** Provided data follows **

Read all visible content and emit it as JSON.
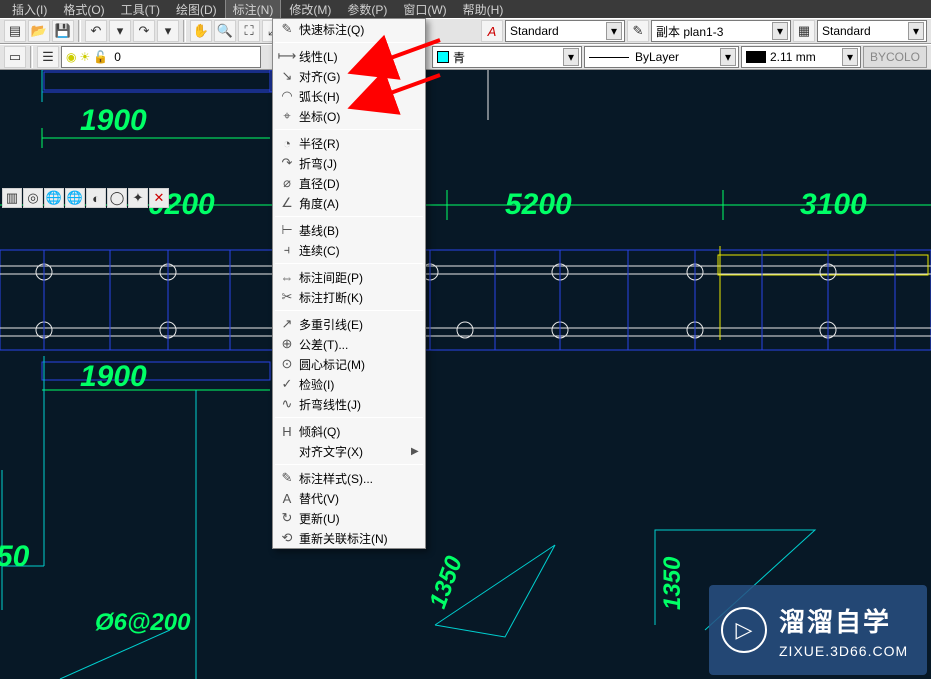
{
  "menubar": {
    "items": [
      {
        "label": "插入(I)"
      },
      {
        "label": "格式(O)"
      },
      {
        "label": "工具(T)"
      },
      {
        "label": "绘图(D)"
      },
      {
        "label": "标注(N)",
        "active": true
      },
      {
        "label": "修改(M)"
      },
      {
        "label": "参数(P)"
      },
      {
        "label": "窗口(W)"
      },
      {
        "label": "帮助(H)"
      }
    ]
  },
  "toolbar1": {
    "textstyle": {
      "value": "Standard"
    },
    "dimstyle": {
      "value": "副本 plan1-3"
    },
    "tablestyle": {
      "value": "Standard"
    }
  },
  "toolbar2": {
    "layer_lock_value": "0",
    "color": {
      "value": "青",
      "swatch": "#00ffff"
    },
    "linetype": {
      "value": "ByLayer"
    },
    "lineweight": {
      "value": "2.11 mm",
      "swatch": "#000000"
    },
    "bycolor_label": "BYCOLO"
  },
  "dropdown": {
    "groups": [
      [
        {
          "icon": "✎",
          "label": "快速标注(Q)"
        }
      ],
      [
        {
          "icon": "⟼",
          "label": "线性(L)"
        },
        {
          "icon": "↘",
          "label": "对齐(G)"
        },
        {
          "icon": "◠",
          "label": "弧长(H)"
        },
        {
          "icon": "⌖",
          "label": "坐标(O)"
        }
      ],
      [
        {
          "icon": "◔",
          "label": "半径(R)"
        },
        {
          "icon": "↷",
          "label": "折弯(J)"
        },
        {
          "icon": "⌀",
          "label": "直径(D)"
        },
        {
          "icon": "∠",
          "label": "角度(A)"
        }
      ],
      [
        {
          "icon": "⊢",
          "label": "基线(B)"
        },
        {
          "icon": "⫞",
          "label": "连续(C)"
        }
      ],
      [
        {
          "icon": "⇔",
          "label": "标注间距(P)"
        },
        {
          "icon": "✂",
          "label": "标注打断(K)"
        }
      ],
      [
        {
          "icon": "↗",
          "label": "多重引线(E)"
        },
        {
          "icon": "⊕",
          "label": "公差(T)..."
        },
        {
          "icon": "⊙",
          "label": "圆心标记(M)"
        },
        {
          "icon": "✓",
          "label": "检验(I)"
        },
        {
          "icon": "∿",
          "label": "折弯线性(J)"
        }
      ],
      [
        {
          "icon": "H",
          "label": "倾斜(Q)"
        },
        {
          "icon": "",
          "label": "对齐文字(X)",
          "arrow": true
        }
      ],
      [
        {
          "icon": "✎",
          "label": "标注样式(S)..."
        },
        {
          "icon": "A",
          "label": "替代(V)"
        },
        {
          "icon": "↻",
          "label": "更新(U)"
        },
        {
          "icon": "⟲",
          "label": "重新关联标注(N)"
        }
      ]
    ]
  },
  "dimensions": {
    "d1900a": "1900",
    "d0200": "0200",
    "d5200": "5200",
    "d3100": "3100",
    "d1900b": "1900",
    "d50": "50",
    "d1350a": "1350",
    "d1350b": "1350",
    "phi": "Ø6@200"
  },
  "watermark": {
    "brand": "溜溜自学",
    "url": "ZIXUE.3D66.COM"
  }
}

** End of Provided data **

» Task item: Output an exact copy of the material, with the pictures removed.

» Task solution:
Read all visible content and emit it as JSON.
{
  "menubar": {
    "items": [
      {
        "label": "插入(I)"
      },
      {
        "label": "格式(O)"
      },
      {
        "label": "工具(T)"
      },
      {
        "label": "绘图(D)"
      },
      {
        "label": "标注(N)",
        "active": true
      },
      {
        "label": "修改(M)"
      },
      {
        "label": "参数(P)"
      },
      {
        "label": "窗口(W)"
      },
      {
        "label": "帮助(H)"
      }
    ]
  },
  "toolbar1": {
    "textstyle": {
      "value": "Standard"
    },
    "dimstyle": {
      "value": "副本 plan1-3"
    },
    "tablestyle": {
      "value": "Standard"
    }
  },
  "toolbar2": {
    "layer_lock_value": "0",
    "color": {
      "value": "青",
      "swatch": "#00ffff"
    },
    "linetype": {
      "value": "ByLayer"
    },
    "lineweight": {
      "value": "2.11 mm",
      "swatch": "#000000"
    },
    "bycolor_label": "BYCOLO"
  },
  "dropdown": {
    "groups": [
      [
        {
          "icon": "✎",
          "label": "快速标注(Q)"
        }
      ],
      [
        {
          "icon": "⟼",
          "label": "线性(L)"
        },
        {
          "icon": "↘",
          "label": "对齐(G)"
        },
        {
          "icon": "◠",
          "label": "弧长(H)"
        },
        {
          "icon": "⌖",
          "label": "坐标(O)"
        }
      ],
      [
        {
          "icon": "◔",
          "label": "半径(R)"
        },
        {
          "icon": "↷",
          "label": "折弯(J)"
        },
        {
          "icon": "⌀",
          "label": "直径(D)"
        },
        {
          "icon": "∠",
          "label": "角度(A)"
        }
      ],
      [
        {
          "icon": "⊢",
          "label": "基线(B)"
        },
        {
          "icon": "⫞",
          "label": "连续(C)"
        }
      ],
      [
        {
          "icon": "⇔",
          "label": "标注间距(P)"
        },
        {
          "icon": "✂",
          "label": "标注打断(K)"
        }
      ],
      [
        {
          "icon": "↗",
          "label": "多重引线(E)"
        },
        {
          "icon": "⊕",
          "label": "公差(T)..."
        },
        {
          "icon": "⊙",
          "label": "圆心标记(M)"
        },
        {
          "icon": "✓",
          "label": "检验(I)"
        },
        {
          "icon": "∿",
          "label": "折弯线性(J)"
        }
      ],
      [
        {
          "icon": "H",
          "label": "倾斜(Q)"
        },
        {
          "icon": "",
          "label": "对齐文字(X)",
          "arrow": true
        }
      ],
      [
        {
          "icon": "✎",
          "label": "标注样式(S)..."
        },
        {
          "icon": "A",
          "label": "替代(V)"
        },
        {
          "icon": "↻",
          "label": "更新(U)"
        },
        {
          "icon": "⟲",
          "label": "重新关联标注(N)"
        }
      ]
    ]
  },
  "dimensions": {
    "d1900a": "1900",
    "d0200": "0200",
    "d5200": "5200",
    "d3100": "3100",
    "d1900b": "1900",
    "d50": "50",
    "d1350a": "1350",
    "d1350b": "1350",
    "phi": "Ø6@200"
  },
  "watermark": {
    "brand": "溜溜自学",
    "url": "ZIXUE.3D66.COM"
  }
}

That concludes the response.